What Is a Statement?
It is important to realize that although the words "expression" and "statement" can occasionally be used interchangeably, there is a difference between the two. As you have seen, expressions use operators to manipulate data before they evaluate to a single value (with the possible exception of the assignment expressions that also assigns its value). This is great and an essential part of a programming or scripting language, but expressions can't do anything productive by themselves. Statements are the commands that decide what is done with the data that expressions return and, as you will see shortly, what is done with other statements. Expressions, on the other hand, are usually only a part of a statement, as shown in the example:
const MY_CONST = 72/9;

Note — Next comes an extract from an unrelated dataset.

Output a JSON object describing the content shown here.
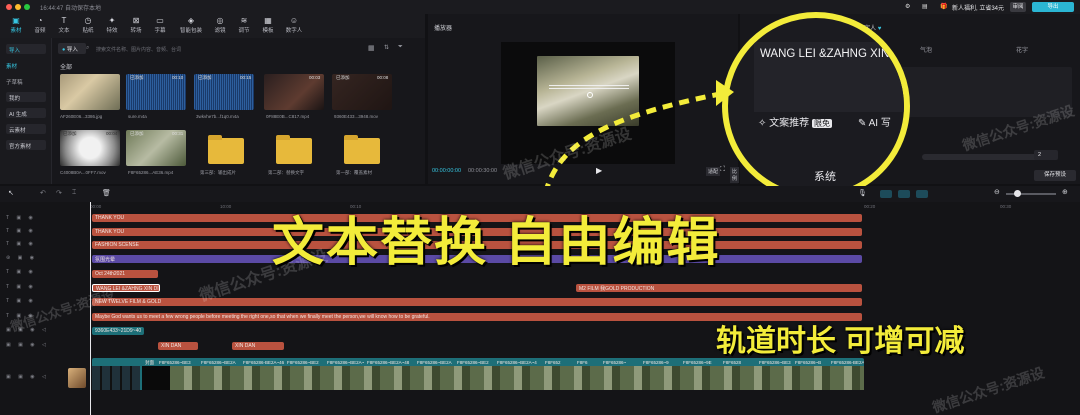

The 72/9 is a sub-expression of the assignment expression, which assigns the outcome of dividing 72 by 9 (the value 8) to the constant MY_CONST. However, the line, as a whole, is considered to be a const statement. It is the const keyword that causes the constant to be created, thereby doing something useful with the data that the expression to its right evaluates to.
Let's study the type of statement that controls other statements.